Nearly half of all adults in the world are excluded from formal financial services; that is 2.5 billion persons103
. The vast majority live in developing or emerging economies and can represent 90% of the population in some countries. Even in some advanced economies the number of unbanked can be as high as 20%. In the US, the Federal Deposit Insurance Corporation104
estimates that 7.7% of households were unbanked in 2013 and 20% were under-banked, meaning that they hold a bank account but do not have full access to banking services.
According to the World Bank105
, lack of money is the most frequently cited reason for not holding an account. Distance and documentation are also significant obstacles. Often, the main barrier to account penetration in rural areas is the large distance to a bank branch. Other barriers include stringent “Know Your Customer” regulations that banks are required to comply with as well as guidelines on combating money laundering and the financing of terrorism. These can prevent poor households from entering the financial system.
Central banks and regulators have taken a variety of measures to foster financial inclusion106
. Some countries, such as India, have encouraged the expansion of bank branches and ATM networks; the number of ATMs in India has been growing at a compound annual rate of 24% since 2010 and is expected to reach 175,000 in 2015. Many others, including Brazil, Colombia and Peru, have promoted “branchless banking” meaning the delivery of financial services outside of conventional bank branches.
The third lever for increasing financial inclusion is innovation, as illustrated by the development of M-Pesa in East Africa. M-Pesa was launched in 2007 in Kenya. According to the Central Bank of Kenya 2014 Annual Report107

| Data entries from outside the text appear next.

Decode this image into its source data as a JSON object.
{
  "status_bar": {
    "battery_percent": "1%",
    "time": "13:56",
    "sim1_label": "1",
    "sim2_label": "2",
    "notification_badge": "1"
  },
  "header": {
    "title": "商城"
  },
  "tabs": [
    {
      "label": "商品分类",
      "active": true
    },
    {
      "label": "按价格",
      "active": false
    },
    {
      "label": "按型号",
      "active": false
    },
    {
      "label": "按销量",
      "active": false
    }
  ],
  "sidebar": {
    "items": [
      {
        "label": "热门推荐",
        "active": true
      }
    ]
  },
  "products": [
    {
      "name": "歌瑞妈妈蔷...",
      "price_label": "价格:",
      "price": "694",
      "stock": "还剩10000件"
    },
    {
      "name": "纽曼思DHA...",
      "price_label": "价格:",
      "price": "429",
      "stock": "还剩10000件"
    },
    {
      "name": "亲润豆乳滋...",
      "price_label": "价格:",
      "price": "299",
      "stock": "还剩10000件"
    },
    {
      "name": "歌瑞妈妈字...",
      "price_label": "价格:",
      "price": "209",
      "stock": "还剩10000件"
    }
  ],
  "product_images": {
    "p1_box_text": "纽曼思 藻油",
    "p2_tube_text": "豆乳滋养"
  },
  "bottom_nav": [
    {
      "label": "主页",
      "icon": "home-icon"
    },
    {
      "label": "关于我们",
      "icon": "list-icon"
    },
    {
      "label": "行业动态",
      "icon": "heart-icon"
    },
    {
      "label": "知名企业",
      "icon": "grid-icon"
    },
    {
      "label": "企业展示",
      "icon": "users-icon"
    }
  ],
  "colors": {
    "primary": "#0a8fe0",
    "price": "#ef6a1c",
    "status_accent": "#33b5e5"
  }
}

, in June 2013 there were 120,781 mobile money agents, with M-Pesa accounting for 66.43%. This figure far exceeds the country’s 26,750 bank agents.
Greater financial inclusion not only requires an increased network for depositing and withdrawing cash – bank branches, ATMs, micro-finance institutions – but also instruments to transfer cash faster and cheaper, including mobile devices. This increases the demand for cash and raises the velocity of banknote circulation.
The Financial Sector Deepening Trust of Tanzania (FSDT) has completed a census of cash outlets in the country, where basic “cash in/cash out” transactions can be conducted108
. M-Pesa agents number almost 17,000 and account for 87% of all cash outlets commonly used for financial services or money transfers. (Data on the agents of other mobile money systems was not available.) MFI (Micro-Finance Institution) branches are the second largest type of outlets, with almost 1,100 points across the country. Commercial banks have almost 500 branches and an additional 369 stand-alone ATMs. Traditional money transfers are made at over 400 bus stands and 200 post offices.